• _WHAT NEEDS TO BE DONE_: For the word "content", copy every line of the material that includes it.

• _PROVIDED DATA_:
───

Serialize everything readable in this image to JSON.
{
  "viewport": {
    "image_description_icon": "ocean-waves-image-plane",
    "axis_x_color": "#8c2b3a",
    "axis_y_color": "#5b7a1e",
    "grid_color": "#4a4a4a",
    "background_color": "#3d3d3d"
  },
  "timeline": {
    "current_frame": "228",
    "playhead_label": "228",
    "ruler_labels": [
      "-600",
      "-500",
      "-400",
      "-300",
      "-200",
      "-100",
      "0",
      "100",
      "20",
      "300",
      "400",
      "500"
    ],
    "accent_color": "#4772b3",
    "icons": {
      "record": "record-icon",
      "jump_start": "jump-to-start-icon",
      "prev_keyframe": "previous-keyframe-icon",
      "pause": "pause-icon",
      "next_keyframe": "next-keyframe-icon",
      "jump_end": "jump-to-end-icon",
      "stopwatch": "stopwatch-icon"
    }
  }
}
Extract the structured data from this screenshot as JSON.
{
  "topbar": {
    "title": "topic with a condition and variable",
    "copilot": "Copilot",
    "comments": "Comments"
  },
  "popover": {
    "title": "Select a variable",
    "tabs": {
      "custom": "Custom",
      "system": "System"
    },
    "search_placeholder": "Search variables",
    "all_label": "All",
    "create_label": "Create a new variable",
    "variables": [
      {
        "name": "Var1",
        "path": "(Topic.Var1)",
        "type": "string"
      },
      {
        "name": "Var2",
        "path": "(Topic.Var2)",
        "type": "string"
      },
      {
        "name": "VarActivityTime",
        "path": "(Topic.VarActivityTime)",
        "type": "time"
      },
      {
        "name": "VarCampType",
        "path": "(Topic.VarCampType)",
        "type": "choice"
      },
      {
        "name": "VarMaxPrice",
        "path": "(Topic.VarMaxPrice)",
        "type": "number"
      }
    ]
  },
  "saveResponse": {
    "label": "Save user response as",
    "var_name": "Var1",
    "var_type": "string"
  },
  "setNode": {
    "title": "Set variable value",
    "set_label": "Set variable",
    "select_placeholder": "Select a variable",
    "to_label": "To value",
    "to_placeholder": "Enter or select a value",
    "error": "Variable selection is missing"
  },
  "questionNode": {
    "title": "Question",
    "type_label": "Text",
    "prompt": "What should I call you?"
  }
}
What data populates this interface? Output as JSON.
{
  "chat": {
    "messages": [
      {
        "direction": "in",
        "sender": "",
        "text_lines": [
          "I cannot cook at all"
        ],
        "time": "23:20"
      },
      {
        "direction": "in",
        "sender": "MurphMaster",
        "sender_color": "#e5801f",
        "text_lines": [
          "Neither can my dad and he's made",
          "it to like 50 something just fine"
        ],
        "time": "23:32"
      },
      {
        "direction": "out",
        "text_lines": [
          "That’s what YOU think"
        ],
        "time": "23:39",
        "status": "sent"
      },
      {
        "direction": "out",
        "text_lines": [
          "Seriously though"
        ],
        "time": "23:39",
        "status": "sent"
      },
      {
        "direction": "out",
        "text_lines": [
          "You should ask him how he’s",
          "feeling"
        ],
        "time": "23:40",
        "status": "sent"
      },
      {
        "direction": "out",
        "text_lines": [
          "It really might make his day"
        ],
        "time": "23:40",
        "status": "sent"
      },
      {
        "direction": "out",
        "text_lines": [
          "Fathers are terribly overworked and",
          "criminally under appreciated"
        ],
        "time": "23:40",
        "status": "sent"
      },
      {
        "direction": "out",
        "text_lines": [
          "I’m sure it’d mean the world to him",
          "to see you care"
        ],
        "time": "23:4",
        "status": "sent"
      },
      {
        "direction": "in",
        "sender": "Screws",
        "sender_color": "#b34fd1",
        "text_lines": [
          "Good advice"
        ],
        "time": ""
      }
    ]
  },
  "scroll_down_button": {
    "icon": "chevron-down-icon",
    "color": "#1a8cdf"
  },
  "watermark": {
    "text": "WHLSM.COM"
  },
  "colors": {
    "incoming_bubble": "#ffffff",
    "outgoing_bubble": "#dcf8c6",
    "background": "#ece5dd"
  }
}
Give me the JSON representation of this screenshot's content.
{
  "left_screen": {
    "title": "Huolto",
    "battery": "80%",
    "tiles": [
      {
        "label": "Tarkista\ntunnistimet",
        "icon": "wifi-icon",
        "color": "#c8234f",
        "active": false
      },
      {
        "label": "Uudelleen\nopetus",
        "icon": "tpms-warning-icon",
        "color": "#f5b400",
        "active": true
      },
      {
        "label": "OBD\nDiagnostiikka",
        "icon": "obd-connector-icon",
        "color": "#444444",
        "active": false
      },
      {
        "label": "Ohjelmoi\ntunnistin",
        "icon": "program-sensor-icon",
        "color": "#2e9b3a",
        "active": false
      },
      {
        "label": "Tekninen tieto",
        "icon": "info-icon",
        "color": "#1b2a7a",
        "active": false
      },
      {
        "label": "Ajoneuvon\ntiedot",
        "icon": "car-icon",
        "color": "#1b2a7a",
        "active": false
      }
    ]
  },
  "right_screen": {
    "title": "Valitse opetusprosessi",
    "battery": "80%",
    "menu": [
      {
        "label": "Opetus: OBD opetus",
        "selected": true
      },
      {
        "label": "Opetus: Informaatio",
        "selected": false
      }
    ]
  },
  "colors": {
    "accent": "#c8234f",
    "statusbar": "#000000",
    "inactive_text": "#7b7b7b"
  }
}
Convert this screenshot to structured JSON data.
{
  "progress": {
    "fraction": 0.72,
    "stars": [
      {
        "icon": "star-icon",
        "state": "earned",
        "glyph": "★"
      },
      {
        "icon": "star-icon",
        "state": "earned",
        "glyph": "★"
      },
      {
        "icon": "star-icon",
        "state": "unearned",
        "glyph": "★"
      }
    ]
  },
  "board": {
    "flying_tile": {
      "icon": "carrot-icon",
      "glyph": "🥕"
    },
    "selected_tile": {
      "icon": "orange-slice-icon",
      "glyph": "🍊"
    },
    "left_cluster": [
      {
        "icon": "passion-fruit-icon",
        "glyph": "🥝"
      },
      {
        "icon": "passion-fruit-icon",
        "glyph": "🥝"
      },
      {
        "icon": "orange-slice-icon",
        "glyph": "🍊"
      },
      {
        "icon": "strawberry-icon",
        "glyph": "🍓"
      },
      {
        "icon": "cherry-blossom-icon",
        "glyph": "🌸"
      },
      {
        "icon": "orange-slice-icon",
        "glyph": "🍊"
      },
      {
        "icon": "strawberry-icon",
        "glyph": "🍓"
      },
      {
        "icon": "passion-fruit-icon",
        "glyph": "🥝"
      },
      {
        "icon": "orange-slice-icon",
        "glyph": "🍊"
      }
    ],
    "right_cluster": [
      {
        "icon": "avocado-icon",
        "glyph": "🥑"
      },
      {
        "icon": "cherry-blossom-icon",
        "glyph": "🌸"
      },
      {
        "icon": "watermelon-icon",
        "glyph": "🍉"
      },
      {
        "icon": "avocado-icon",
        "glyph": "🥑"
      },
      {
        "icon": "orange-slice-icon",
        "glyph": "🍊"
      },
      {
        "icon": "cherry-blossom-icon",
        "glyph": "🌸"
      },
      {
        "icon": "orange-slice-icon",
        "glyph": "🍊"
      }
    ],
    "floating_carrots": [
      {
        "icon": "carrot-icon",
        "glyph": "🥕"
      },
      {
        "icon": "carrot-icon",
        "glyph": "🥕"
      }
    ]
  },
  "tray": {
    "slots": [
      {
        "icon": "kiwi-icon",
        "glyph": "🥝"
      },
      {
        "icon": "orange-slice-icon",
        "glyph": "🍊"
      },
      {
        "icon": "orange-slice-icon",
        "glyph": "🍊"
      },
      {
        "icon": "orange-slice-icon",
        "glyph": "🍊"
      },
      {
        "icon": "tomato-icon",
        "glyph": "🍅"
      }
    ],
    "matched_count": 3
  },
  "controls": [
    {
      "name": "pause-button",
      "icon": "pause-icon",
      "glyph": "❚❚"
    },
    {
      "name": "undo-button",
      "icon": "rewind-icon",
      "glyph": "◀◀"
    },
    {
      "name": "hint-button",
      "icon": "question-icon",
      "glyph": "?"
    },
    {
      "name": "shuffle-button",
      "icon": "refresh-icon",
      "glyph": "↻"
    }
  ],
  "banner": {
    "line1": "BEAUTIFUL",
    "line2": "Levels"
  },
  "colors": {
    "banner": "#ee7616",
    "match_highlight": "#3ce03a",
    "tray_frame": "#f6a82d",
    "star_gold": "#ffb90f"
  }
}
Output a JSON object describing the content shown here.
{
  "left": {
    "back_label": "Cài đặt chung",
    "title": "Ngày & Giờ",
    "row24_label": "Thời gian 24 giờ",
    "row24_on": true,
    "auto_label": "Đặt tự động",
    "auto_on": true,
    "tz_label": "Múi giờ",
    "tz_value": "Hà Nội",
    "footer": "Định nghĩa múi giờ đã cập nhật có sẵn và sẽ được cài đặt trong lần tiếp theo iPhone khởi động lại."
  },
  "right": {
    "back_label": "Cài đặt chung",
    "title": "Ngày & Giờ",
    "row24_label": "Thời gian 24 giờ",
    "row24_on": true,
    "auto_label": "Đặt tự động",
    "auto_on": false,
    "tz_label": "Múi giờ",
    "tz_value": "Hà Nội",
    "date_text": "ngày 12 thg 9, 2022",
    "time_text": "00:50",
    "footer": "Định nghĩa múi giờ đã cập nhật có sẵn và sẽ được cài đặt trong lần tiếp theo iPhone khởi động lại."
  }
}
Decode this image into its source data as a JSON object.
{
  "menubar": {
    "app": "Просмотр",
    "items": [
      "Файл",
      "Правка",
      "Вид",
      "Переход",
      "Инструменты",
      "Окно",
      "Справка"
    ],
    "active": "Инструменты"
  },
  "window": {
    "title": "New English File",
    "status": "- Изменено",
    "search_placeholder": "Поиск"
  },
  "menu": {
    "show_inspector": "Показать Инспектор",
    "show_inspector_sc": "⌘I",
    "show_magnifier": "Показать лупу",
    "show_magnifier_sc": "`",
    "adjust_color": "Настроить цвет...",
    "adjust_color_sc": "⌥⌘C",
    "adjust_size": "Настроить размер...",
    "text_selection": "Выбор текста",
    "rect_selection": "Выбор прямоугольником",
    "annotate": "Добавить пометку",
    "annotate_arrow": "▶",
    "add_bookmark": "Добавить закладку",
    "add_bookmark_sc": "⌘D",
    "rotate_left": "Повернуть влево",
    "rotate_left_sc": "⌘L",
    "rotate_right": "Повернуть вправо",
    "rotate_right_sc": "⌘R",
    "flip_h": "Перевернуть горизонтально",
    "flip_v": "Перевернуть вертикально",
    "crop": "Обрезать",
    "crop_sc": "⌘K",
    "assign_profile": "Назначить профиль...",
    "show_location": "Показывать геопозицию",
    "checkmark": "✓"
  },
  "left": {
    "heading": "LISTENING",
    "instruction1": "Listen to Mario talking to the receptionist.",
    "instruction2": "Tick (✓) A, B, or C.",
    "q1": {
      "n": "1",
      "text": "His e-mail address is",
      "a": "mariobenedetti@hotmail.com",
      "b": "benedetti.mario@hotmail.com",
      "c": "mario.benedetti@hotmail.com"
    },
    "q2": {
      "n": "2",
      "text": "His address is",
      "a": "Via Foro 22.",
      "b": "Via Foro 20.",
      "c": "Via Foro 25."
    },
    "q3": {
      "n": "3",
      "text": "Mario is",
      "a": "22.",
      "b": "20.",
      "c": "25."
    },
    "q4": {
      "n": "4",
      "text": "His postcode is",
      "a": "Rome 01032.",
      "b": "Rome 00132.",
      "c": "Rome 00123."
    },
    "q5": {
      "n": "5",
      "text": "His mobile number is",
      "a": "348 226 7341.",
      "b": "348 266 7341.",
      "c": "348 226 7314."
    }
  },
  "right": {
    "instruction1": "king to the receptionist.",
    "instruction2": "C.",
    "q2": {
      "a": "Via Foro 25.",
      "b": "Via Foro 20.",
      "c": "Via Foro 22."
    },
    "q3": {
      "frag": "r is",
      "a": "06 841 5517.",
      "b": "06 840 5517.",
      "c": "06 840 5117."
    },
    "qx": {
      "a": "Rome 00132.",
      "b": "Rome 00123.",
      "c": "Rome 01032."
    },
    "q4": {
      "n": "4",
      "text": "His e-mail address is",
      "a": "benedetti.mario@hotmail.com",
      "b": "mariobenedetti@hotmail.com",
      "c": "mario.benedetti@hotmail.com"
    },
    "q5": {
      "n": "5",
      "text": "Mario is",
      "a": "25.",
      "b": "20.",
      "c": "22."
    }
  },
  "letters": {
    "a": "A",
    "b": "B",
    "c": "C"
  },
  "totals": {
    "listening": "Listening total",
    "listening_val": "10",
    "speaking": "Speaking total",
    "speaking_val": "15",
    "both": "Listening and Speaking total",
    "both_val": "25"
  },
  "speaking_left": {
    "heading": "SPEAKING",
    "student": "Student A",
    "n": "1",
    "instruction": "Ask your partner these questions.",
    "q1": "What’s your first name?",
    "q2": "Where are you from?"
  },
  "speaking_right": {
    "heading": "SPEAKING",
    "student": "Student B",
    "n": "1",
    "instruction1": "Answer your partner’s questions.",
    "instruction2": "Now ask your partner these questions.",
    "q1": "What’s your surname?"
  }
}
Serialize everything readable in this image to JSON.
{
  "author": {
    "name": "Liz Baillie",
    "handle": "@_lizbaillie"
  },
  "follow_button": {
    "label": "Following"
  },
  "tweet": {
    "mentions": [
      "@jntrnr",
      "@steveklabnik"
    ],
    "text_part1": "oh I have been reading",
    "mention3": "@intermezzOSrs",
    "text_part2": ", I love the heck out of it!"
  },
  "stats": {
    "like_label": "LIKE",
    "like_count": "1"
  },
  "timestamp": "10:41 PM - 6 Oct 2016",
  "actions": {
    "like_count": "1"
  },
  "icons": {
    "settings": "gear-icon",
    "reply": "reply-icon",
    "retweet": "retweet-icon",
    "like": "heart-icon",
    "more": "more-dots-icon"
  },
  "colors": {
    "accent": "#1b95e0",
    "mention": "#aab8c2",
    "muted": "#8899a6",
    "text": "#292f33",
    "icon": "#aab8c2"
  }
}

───

• _TASK SOLUTION_:
Give me the JSON representation of this screenshot's content.
Output a JSON object describing the content shown here.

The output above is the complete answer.